▶ [Your goal]:
Could you reproduce all of the records exactly?

▶ [Material shown]:
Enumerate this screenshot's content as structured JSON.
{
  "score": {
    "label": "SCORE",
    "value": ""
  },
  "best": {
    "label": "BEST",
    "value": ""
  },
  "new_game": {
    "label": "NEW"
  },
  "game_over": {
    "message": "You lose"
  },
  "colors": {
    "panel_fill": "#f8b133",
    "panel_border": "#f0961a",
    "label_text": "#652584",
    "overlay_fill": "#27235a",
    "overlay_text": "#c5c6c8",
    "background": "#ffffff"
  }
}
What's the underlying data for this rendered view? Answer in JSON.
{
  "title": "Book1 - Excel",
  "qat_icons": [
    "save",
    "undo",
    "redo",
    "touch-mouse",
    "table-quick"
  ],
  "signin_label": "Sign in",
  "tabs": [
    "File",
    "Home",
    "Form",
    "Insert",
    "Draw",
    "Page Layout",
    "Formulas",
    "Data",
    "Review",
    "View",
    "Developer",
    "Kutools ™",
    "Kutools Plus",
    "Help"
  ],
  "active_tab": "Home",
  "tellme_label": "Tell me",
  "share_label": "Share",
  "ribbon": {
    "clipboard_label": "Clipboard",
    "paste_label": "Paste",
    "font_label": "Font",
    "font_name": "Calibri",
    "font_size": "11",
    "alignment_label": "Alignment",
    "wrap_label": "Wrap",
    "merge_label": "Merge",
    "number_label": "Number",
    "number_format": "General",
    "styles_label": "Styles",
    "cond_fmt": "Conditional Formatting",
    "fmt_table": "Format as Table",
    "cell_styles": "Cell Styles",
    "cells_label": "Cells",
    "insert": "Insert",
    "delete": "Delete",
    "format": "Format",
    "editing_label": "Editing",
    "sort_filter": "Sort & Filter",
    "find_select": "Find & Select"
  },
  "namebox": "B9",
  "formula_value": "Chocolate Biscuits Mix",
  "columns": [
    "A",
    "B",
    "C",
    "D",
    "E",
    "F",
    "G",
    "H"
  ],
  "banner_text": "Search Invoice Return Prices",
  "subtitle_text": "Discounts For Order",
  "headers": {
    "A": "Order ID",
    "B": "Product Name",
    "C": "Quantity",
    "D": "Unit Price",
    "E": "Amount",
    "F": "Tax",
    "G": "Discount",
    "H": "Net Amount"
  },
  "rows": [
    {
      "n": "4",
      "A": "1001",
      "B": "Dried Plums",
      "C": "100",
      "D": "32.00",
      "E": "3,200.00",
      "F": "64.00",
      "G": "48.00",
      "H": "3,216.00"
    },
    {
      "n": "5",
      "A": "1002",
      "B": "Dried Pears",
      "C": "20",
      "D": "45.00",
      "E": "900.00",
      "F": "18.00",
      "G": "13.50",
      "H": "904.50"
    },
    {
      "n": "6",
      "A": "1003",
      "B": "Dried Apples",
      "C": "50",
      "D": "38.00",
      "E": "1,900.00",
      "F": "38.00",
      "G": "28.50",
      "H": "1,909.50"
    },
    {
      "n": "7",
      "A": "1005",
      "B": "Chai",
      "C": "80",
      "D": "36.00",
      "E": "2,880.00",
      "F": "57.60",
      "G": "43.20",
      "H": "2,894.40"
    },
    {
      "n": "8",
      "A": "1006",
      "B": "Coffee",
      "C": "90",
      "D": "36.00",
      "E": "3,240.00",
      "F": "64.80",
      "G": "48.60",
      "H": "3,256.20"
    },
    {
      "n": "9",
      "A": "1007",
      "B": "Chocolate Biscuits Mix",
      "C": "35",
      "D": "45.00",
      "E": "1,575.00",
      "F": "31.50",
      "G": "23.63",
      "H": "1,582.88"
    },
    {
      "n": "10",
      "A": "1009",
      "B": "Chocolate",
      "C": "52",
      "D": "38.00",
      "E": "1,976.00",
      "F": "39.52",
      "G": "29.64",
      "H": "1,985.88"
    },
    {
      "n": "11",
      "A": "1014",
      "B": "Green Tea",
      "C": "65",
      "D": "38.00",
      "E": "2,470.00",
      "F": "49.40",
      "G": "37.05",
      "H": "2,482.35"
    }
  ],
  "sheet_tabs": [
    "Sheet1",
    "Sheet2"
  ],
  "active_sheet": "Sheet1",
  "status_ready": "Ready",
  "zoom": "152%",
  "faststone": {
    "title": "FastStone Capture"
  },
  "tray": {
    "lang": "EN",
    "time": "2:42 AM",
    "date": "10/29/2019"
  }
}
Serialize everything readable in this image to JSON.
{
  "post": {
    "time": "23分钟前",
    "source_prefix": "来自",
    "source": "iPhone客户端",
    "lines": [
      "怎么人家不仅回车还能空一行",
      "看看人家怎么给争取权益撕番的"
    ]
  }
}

▶ [Expected output]:
Enumerate this screenshot's content as structured JSON.
{
  "score": {
    "label": "SCORE",
    "value": ""
  },
  "best": {
    "label": "BEST",
    "value": ""
  },
  "new_game": {
    "label": "NEW"
  },
  "game_over": {
    "message": "You lose"
  },
  "colors": {
    "panel_fill": "#f8b133",
    "panel_border": "#f0961a",
    "label_text": "#652584",
    "overlay_fill": "#27235a",
    "overlay_text": "#c5c6c8",
    "background": "#ffffff"
  }
}
What's the underlying data for this rendered view? Answer in JSON.
{
  "title": "Book1 - Excel",
  "qat_icons": [
    "save",
    "undo",
    "redo",
    "touch-mouse",
    "table-quick"
  ],
  "signin_label": "Sign in",
  "tabs": [
    "File",
    "Home",
    "Form",
    "Insert",
    "Draw",
    "Page Layout",
    "Formulas",
    "Data",
    "Review",
    "View",
    "Developer",
    "Kutools ™",
    "Kutools Plus",
    "Help"
  ],
  "active_tab": "Home",
  "tellme_label": "Tell me",
  "share_label": "Share",
  "ribbon": {
    "clipboard_label": "Clipboard",
    "paste_label": "Paste",
    "font_label": "Font",
    "font_name": "Calibri",
    "font_size": "11",
    "alignment_label": "Alignment",
    "wrap_label": "Wrap",
    "merge_label": "Merge",
    "number_label": "Number",
    "number_format": "General",
    "styles_label": "Styles",
    "cond_fmt": "Conditional Formatting",
    "fmt_table": "Format as Table",
    "cell_styles": "Cell Styles",
    "cells_label": "Cells",
    "insert": "Insert",
    "delete": "Delete",
    "format": "Format",
    "editing_label": "Editing",
    "sort_filter": "Sort & Filter",
    "find_select": "Find & Select"
  },
  "namebox": "B9",
  "formula_value": "Chocolate Biscuits Mix",
  "columns": [
    "A",
    "B",
    "C",
    "D",
    "E",
    "F",
    "G",
    "H"
  ],
  "banner_text": "Search Invoice Return Prices",
  "subtitle_text": "Discounts For Order",
  "headers": {
    "A": "Order ID",
    "B": "Product Name",
    "C": "Quantity",
    "D": "Unit Price",
    "E": "Amount",
    "F": "Tax",
    "G": "Discount",
    "H": "Net Amount"
  },
  "rows": [
    {
      "n": "4",
      "A": "1001",
      "B": "Dried Plums",
      "C": "100",
      "D": "32.00",
      "E": "3,200.00",
      "F": "64.00",
      "G": "48.00",
      "H": "3,216.00"
    },
    {
      "n": "5",
      "A": "1002",
      "B": "Dried Pears",
      "C": "20",
      "D": "45.00",
      "E": "900.00",
      "F": "18.00",
      "G": "13.50",
      "H": "904.50"
    },
    {
      "n": "6",
      "A": "1003",
      "B": "Dried Apples",
      "C": "50",
      "D": "38.00",
      "E": "1,900.00",
      "F": "38.00",
      "G": "28.50",
      "H": "1,909.50"
    },
    {
      "n": "7",
      "A": "1005",
      "B": "Chai",
      "C": "80",
      "D": "36.00",
      "E": "2,880.00",
      "F": "57.60",
      "G": "43.20",
      "H": "2,894.40"
    },
    {
      "n": "8",
      "A": "1006",
      "B": "Coffee",
      "C": "90",
      "D": "36.00",
      "E": "3,240.00",
      "F": "64.80",
      "G": "48.60",
      "H": "3,256.20"
    },
    {
      "n": "9",
      "A": "1007",
      "B": "Chocolate Biscuits Mix",
      "C": "35",
      "D": "45.00",
      "E": "1,575.00",
      "F": "31.50",
      "G": "23.63",
      "H": "1,582.88"
    },
    {
      "n": "10",
      "A": "1009",
      "B": "Chocolate",
      "C": "52",
      "D": "38.00",
      "E": "1,976.00",
      "F": "39.52",
      "G": "29.64",
      "H": "1,985.88"
    },
    {
      "n": "11",
      "A": "1014",
      "B": "Green Tea",
      "C": "65",
      "D": "38.00",
      "E": "2,470.00",
      "F": "49.40",
      "G": "37.05",
      "H": "2,482.35"
    }
  ],
  "sheet_tabs": [
    "Sheet1",
    "Sheet2"
  ],
  "active_sheet": "Sheet1",
  "status_ready": "Ready",
  "zoom": "152%",
  "faststone": {
    "title": "FastStone Capture"
  },
  "tray": {
    "lang": "EN",
    "time": "2:42 AM",
    "date": "10/29/2019"
  }
}
Serialize everything readable in this image to JSON.
{
  "post": {
    "time": "23分钟前",
    "source_prefix": "来自",
    "source": "iPhone客户端",
    "lines": [
      "怎么人家不仅回车还能空一行",
      "看看人家怎么给争取权益撕番的"
    ]
  }
}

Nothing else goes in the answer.